I recently bought a used 16 foot solo canoe (Bell Magic). I like it but it didn’t feel any faster than my 15 foot Bell Merlin II. Both boats have the same capacity (160-280 ideal load) and both have a 25.5 inch waterline width. Even though the 16 footer has a higher theoretical hull speed (6.2 vs 6.0) for me the 15 footer is more efficient at all speeds right up to the 5.7 I could do in both canoes. Plus the 15 footer is more effortless in the normal 3-4.5 mph range.
Back to Pungos.
As we’ve aged and paddled, my female paddling partner has gotten faster to the point of leaving me. She is 15 years younger and in good shape.
She in the P140 and me in the Tarpon 160.
So, I put her in the Pungo 120 and me in the 140, thinking it would make the difference.
She still left me without even trying.
The motor is the major factor as already stated.
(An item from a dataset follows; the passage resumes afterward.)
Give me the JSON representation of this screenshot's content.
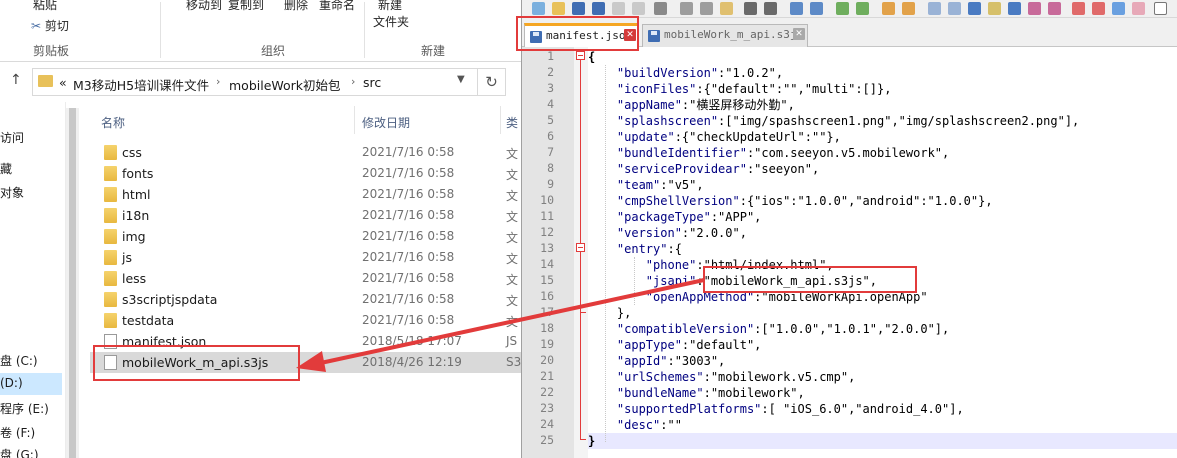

If you want the fastest boat, check out what professional racers are consistently winning in for various classes of boats. . Many of these people are making a significant amount of their income from racing and the top competitors are closely matched in ability. They and their coaches have spent more time trying boats and poring over all of the theoretical aspects of boats than we ever will. There may be more than one boat in each class that may be nearly identical in performance and it may change according to conditions. Theories are one thing but results are another.
I’m not a racer and fast enough is good enough for me.